BT is actually a customer of ours, and doing some very interesting things with the digital workforce. In today’s market, businesses are faced with reduced IT budgets, which gives them fewer resources to innovate.
On average, only 20% of an IT budget goes towards new ideas – most of the shrinking IT budget is spent keeping an ever growing roster of systems running. What we are doing at Blue Prism is solving this problem by increasing the capacity of the ‘development’ pipeline by democratising IT and giving the business back more time.
What businesses do with this extra time is in their power, but we are allowing their digital-savvy employees to create and innovate within an IT-endorsed and controlled environment.
This seems to suggest that the message about the benefits of automation, AI, and ‘digital workers’ is filtering through into the workforce itself, despite the media’s efforts to demonise robots of every kind as malignant job-killers and Terminators-in-waiting.
Blue Prism’s own research appears to bear this out.
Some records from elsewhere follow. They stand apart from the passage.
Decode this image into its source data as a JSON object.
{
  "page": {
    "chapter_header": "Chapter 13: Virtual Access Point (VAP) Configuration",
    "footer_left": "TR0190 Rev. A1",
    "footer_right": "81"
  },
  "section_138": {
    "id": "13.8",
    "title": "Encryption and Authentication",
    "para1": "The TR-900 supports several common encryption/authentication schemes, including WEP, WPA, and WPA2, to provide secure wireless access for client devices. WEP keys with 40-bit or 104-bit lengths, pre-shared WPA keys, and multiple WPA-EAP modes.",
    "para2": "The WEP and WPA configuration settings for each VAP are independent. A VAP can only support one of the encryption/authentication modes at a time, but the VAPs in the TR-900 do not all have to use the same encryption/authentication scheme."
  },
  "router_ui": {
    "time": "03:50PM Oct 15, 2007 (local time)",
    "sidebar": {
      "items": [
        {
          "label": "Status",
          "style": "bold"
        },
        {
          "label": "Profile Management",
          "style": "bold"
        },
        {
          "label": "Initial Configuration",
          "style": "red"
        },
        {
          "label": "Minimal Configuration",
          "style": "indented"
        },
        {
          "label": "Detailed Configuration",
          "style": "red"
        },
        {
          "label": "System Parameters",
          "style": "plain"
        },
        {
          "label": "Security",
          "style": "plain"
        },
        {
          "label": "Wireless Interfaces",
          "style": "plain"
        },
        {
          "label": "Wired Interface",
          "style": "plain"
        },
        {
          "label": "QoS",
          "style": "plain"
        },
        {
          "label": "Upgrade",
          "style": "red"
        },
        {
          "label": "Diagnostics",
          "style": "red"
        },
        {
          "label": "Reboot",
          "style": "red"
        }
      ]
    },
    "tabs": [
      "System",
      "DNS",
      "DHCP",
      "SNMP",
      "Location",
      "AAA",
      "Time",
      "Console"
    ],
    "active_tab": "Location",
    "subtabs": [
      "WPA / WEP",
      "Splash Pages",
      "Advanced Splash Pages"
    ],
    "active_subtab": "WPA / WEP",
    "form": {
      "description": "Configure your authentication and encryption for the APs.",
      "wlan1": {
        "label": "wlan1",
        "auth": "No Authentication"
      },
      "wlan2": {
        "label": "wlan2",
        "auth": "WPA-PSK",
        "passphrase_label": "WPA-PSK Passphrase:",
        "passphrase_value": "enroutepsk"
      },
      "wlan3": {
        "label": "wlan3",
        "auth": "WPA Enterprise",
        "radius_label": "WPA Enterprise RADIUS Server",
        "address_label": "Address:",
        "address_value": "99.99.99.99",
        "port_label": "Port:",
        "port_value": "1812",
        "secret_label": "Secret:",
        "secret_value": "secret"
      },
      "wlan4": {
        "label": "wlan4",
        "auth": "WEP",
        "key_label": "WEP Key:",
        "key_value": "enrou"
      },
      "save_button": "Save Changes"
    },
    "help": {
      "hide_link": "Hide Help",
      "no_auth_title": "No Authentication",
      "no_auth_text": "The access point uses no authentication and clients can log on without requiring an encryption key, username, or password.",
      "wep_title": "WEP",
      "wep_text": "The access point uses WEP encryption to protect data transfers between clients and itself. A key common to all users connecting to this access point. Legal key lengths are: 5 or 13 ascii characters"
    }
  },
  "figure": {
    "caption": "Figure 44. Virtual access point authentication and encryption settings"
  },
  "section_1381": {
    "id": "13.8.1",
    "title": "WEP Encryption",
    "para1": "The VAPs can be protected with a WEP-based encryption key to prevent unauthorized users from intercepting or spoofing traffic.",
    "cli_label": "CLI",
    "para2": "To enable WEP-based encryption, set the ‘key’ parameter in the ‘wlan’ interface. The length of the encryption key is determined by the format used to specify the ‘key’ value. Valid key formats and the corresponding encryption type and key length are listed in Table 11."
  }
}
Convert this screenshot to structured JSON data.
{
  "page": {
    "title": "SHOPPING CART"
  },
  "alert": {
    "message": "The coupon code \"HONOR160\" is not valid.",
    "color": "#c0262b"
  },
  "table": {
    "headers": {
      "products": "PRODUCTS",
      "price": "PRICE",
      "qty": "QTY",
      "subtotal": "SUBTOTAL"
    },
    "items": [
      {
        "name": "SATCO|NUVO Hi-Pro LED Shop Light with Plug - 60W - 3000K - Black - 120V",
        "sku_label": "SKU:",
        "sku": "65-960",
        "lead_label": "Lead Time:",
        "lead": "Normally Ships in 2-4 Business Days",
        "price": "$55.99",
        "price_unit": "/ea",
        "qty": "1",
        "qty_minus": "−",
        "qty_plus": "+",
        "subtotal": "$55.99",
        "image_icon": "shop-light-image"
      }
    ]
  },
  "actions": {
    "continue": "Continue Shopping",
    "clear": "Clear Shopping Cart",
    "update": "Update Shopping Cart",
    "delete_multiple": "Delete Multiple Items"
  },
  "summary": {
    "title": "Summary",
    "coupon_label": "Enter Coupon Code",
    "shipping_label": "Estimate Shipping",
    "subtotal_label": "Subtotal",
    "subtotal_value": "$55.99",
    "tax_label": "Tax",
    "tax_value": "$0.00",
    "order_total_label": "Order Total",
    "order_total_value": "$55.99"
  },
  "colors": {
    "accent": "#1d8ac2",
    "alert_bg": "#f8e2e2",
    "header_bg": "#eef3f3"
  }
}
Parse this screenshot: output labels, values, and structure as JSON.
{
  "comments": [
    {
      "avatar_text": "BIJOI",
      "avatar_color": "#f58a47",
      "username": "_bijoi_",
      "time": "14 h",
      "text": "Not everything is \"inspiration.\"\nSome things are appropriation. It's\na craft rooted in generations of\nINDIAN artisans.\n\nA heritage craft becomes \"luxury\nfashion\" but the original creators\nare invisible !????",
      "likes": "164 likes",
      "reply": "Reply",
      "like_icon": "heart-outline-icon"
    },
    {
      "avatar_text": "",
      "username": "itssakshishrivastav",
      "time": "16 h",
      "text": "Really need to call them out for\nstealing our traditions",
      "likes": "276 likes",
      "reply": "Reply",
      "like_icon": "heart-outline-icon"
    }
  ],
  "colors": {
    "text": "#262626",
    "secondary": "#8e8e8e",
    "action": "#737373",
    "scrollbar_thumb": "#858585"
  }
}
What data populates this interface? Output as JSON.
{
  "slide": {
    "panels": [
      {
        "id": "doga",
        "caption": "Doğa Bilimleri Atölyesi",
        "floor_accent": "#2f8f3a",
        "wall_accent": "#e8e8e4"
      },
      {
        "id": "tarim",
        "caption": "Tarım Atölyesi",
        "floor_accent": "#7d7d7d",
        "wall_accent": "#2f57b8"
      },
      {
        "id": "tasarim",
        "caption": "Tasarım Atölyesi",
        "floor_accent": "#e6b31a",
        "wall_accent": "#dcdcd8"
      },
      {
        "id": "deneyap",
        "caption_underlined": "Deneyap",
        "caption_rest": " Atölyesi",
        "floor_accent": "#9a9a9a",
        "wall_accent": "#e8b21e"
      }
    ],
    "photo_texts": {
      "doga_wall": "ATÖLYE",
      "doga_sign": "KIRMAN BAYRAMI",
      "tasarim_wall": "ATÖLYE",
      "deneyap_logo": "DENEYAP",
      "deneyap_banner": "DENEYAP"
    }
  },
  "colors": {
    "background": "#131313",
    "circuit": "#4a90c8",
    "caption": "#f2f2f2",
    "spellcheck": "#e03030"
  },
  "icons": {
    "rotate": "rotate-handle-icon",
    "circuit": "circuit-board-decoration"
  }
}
On behalf of the RPA provider, research firm Sapio surveyed over 1,400 business decision makers (those with a final say over IT budget spend) in the UK, US, Japan, Australia, France, and Germany, together with over 3,500 knowledge workers. According to that survey, 83% of knowledge workers are comfortable with re-skilling to work alongside a digital workforce, while 78% say they’re ready to take on new roles.
Only 37% of knowledge workers harbour fears of losing their jobs to automation – despite more than three-quarters of them (78%) having experienced some of their daily tasks being automated in the last 12 months. Indeed, over one-third of knowledge workers (34 percent) don’t believe their businesses can remain competitive in the next five years with a purely human workforce.
Meanwhile, most business decision makers believe that RPA (88%) and intelligent automation (83%) are solutions to the global productivity problem, with even more believing that both technologies are critical to driving digital transformation. According to Blue Prism, 92% of those decision-makers plan to extend the use of automation across their businesses.
While you might expect a provider-endorsed survey to find such things, the numbers are impressive and statistically valid. Moss says:
People now realise that Digital Workers remove the drudgery of work, not the excitement. As we have seen from our research, people are embracing the opportunities that the technology is bringing.
We are seeing exactly the same approach from our customers too. The extra capacity that the digital workforce delivers will always be a positive for organisations and the growth of the entire industry in recent years is a clear indicator of that. I think approaches such as connected-RPA are giving opportunities to knowledge workers to succeed and grow.
The problem is that a number of recent reports have observed that a majority of organisations are rushing into AI and automation tactically to cut costs, rather than strategically to make their businesses smarter. But the vendor community is not to blame for that – unless the sales teams of companies like IBM, Microsoft, and others who shout the message ‘augment, not replace’ from the conference dais are zeroing in on different metrics to their CEOs, of course.
Either way – as the World Economic Forum observed last year with its report on the global employment impacts of Industry 4.0 – skills will be the real battleground of the future, as not only routine, low-skilled tasks, but also safe middle-class careers (such as accountancy, legal services, banking customer services, and auditing) are swept aside, in favour of data analysts and innovation consultants.
Millions more people droning on about Uber and Amazon... well, there had to be a downside. In the meantime, Blue Prism is a real British success story, and a Northern Powerhouse one at that. Thumbs up – via my softbot, of course.